__MATERIAL FOR THIS TASK__:

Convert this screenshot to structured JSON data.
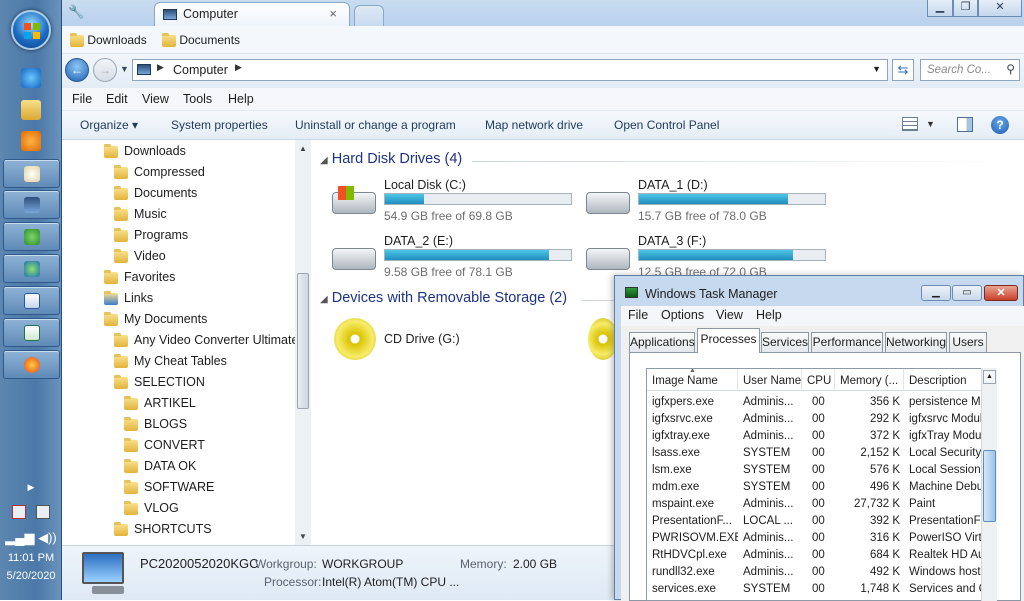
{
  "window": {
    "tab_title": "Computer",
    "close_tab": "×",
    "minimize": "▁",
    "maximize": "❐",
    "close": "✕"
  },
  "favorites": [
    {
      "label": "Downloads"
    },
    {
      "label": "Documents"
    }
  ],
  "address": {
    "path": "Computer",
    "search_placeholder": "Search Co..."
  },
  "menu": [
    "File",
    "Edit",
    "View",
    "Tools",
    "Help"
  ],
  "commands": [
    "Organize ▾",
    "System properties",
    "Uninstall or change a program",
    "Map network drive",
    "Open Control Panel"
  ],
  "tree": [
    "Downloads",
    "Compressed",
    "Documents",
    "Music",
    "Programs",
    "Video",
    "Favorites",
    "Links",
    "My Documents",
    "Any Video Converter Ultimate",
    "My Cheat Tables",
    "SELECTION",
    "ARTIKEL",
    "BLOGS",
    "CONVERT",
    "DATA OK",
    "SOFTWARE",
    "VLOG",
    "SHORTCUTS"
  ],
  "groups": {
    "hdd": "Hard Disk Drives (4)",
    "removable": "Devices with Removable Storage (2)"
  },
  "drives": [
    {
      "name": "Local Disk (C:)",
      "free": "54.9 GB free of 69.8 GB",
      "used_fraction": 0.21
    },
    {
      "name": "DATA_1 (D:)",
      "free": "15.7 GB free of 78.0 GB",
      "used_fraction": 0.8
    },
    {
      "name": "DATA_2 (E:)",
      "free": "9.58 GB free of 78.1 GB",
      "used_fraction": 0.88
    },
    {
      "name": "DATA_3 (F:)",
      "free": "12.5 GB free of 72.0 GB",
      "used_fraction": 0.83
    }
  ],
  "cd_drive": "CD Drive (G:)",
  "details": {
    "pc_name": "PC2020052020KGC",
    "workgroup_label": "Workgroup:",
    "workgroup": "WORKGROUP",
    "memory_label": "Memory:",
    "memory": "2.00 GB",
    "processor_label": "Processor:",
    "processor": "Intel(R) Atom(TM) CPU ..."
  },
  "taskmgr": {
    "title": "Windows Task Manager",
    "menu": [
      "File",
      "Options",
      "View",
      "Help"
    ],
    "tabs": [
      "Applications",
      "Processes",
      "Services",
      "Performance",
      "Networking",
      "Users"
    ],
    "columns": [
      "Image Name",
      "User Name",
      "CPU",
      "Memory (...",
      "Description"
    ],
    "rows": [
      [
        "igfxpers.exe",
        "Adminis...",
        "00",
        "356 K",
        "persistence Mo"
      ],
      [
        "igfxsrvc.exe",
        "Adminis...",
        "00",
        "292 K",
        "igfxsrvc Modul"
      ],
      [
        "igfxtray.exe",
        "Adminis...",
        "00",
        "372 K",
        "igfxTray Modu"
      ],
      [
        "lsass.exe",
        "SYSTEM",
        "00",
        "2,152 K",
        "Local Security"
      ],
      [
        "lsm.exe",
        "SYSTEM",
        "00",
        "576 K",
        "Local Session M"
      ],
      [
        "mdm.exe",
        "SYSTEM",
        "00",
        "496 K",
        "Machine Debu"
      ],
      [
        "mspaint.exe",
        "Adminis...",
        "00",
        "27,732 K",
        "Paint"
      ],
      [
        "PresentationF...",
        "LOCAL ...",
        "00",
        "392 K",
        "PresentationFo"
      ],
      [
        "PWRISOVM.EXE",
        "Adminis...",
        "00",
        "316 K",
        "PowerISO Virt"
      ],
      [
        "RtHDVCpl.exe",
        "Adminis...",
        "00",
        "684 K",
        "Realtek HD Au"
      ],
      [
        "rundll32.exe",
        "Adminis...",
        "00",
        "492 K",
        "Windows host"
      ],
      [
        "services.exe",
        "SYSTEM",
        "00",
        "1,748 K",
        "Services and C"
      ]
    ]
  },
  "clock": {
    "time": "11:01 PM",
    "date": "5/20/2020"
  }
}
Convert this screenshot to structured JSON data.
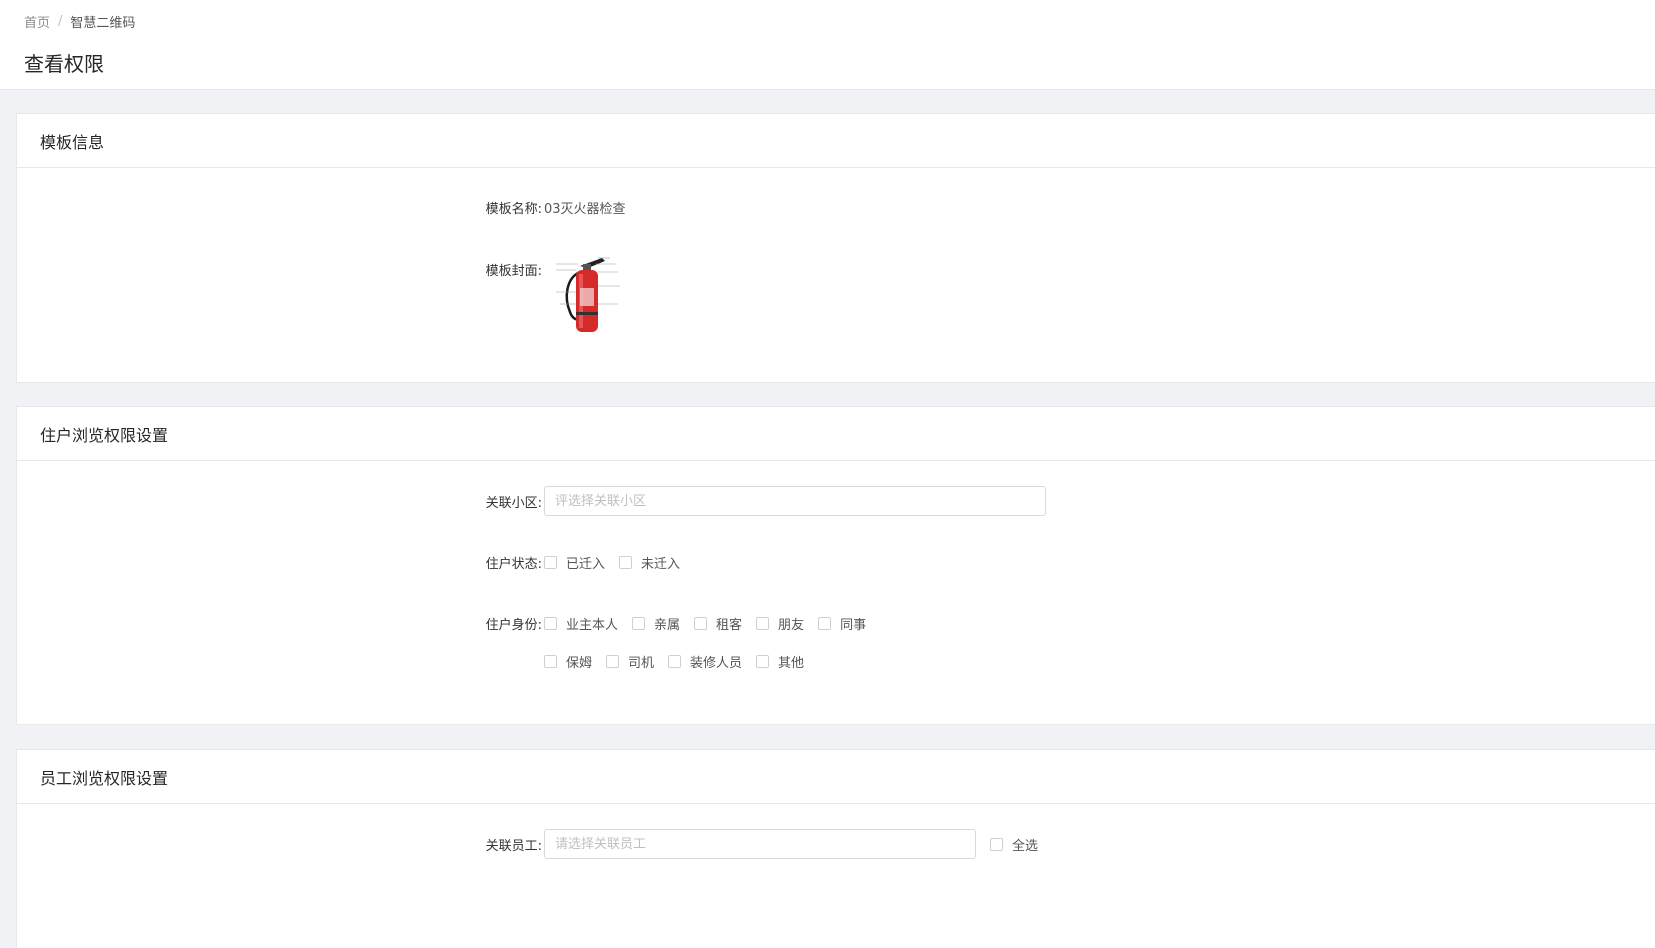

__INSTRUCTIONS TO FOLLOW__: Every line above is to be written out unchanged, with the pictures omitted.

__EXERCISE RESPONSE__:
Convert this screenshot to structured JSON data.
{
  "window": {
    "tab_title": "Computer",
    "close_tab": "×",
    "minimize": "▁",
    "maximize": "❐",
    "close": "✕"
  },
  "favorites": [
    {
      "label": "Downloads"
    },
    {
      "label": "Documents"
    }
  ],
  "address": {
    "path": "Computer",
    "search_placeholder": "Search Co..."
  },
  "menu": [
    "File",
    "Edit",
    "View",
    "Tools",
    "Help"
  ],
  "commands": [
    "Organize ▾",
    "System properties",
    "Uninstall or change a program",
    "Map network drive",
    "Open Control Panel"
  ],
  "tree": [
    "Downloads",
    "Compressed",
    "Documents",
    "Music",
    "Programs",
    "Video",
    "Favorites",
    "Links",
    "My Documents",
    "Any Video Converter Ultimate",
    "My Cheat Tables",
    "SELECTION",
    "ARTIKEL",
    "BLOGS",
    "CONVERT",
    "DATA OK",
    "SOFTWARE",
    "VLOG",
    "SHORTCUTS"
  ],
  "groups": {
    "hdd": "Hard Disk Drives (4)",
    "removable": "Devices with Removable Storage (2)"
  },
  "drives": [
    {
      "name": "Local Disk (C:)",
      "free": "54.9 GB free of 69.8 GB",
      "used_fraction": 0.21
    },
    {
      "name": "DATA_1 (D:)",
      "free": "15.7 GB free of 78.0 GB",
      "used_fraction": 0.8
    },
    {
      "name": "DATA_2 (E:)",
      "free": "9.58 GB free of 78.1 GB",
      "used_fraction": 0.88
    },
    {
      "name": "DATA_3 (F:)",
      "free": "12.5 GB free of 72.0 GB",
      "used_fraction": 0.83
    }
  ],
  "cd_drive": "CD Drive (G:)",
  "details": {
    "pc_name": "PC2020052020KGC",
    "workgroup_label": "Workgroup:",
    "workgroup": "WORKGROUP",
    "memory_label": "Memory:",
    "memory": "2.00 GB",
    "processor_label": "Processor:",
    "processor": "Intel(R) Atom(TM) CPU ..."
  },
  "taskmgr": {
    "title": "Windows Task Manager",
    "menu": [
      "File",
      "Options",
      "View",
      "Help"
    ],
    "tabs": [
      "Applications",
      "Processes",
      "Services",
      "Performance",
      "Networking",
      "Users"
    ],
    "columns": [
      "Image Name",
      "User Name",
      "CPU",
      "Memory (...",
      "Description"
    ],
    "rows": [
      [
        "igfxpers.exe",
        "Adminis...",
        "00",
        "356 K",
        "persistence Mo"
      ],
      [
        "igfxsrvc.exe",
        "Adminis...",
        "00",
        "292 K",
        "igfxsrvc Modul"
      ],
      [
        "igfxtray.exe",
        "Adminis...",
        "00",
        "372 K",
        "igfxTray Modu"
      ],
      [
        "lsass.exe",
        "SYSTEM",
        "00",
        "2,152 K",
        "Local Security"
      ],
      [
        "lsm.exe",
        "SYSTEM",
        "00",
        "576 K",
        "Local Session M"
      ],
      [
        "mdm.exe",
        "SYSTEM",
        "00",
        "496 K",
        "Machine Debu"
      ],
      [
        "mspaint.exe",
        "Adminis...",
        "00",
        "27,732 K",
        "Paint"
      ],
      [
        "PresentationF...",
        "LOCAL ...",
        "00",
        "392 K",
        "PresentationFo"
      ],
      [
        "PWRISOVM.EXE",
        "Adminis...",
        "00",
        "316 K",
        "PowerISO Virt"
      ],
      [
        "RtHDVCpl.exe",
        "Adminis...",
        "00",
        "684 K",
        "Realtek HD Au"
      ],
      [
        "rundll32.exe",
        "Adminis...",
        "00",
        "492 K",
        "Windows host"
      ],
      [
        "services.exe",
        "SYSTEM",
        "00",
        "1,748 K",
        "Services and C"
      ]
    ]
  },
  "clock": {
    "time": "11:01 PM",
    "date": "5/20/2020"
  }
}
Convert this screenshot to structured JSON data.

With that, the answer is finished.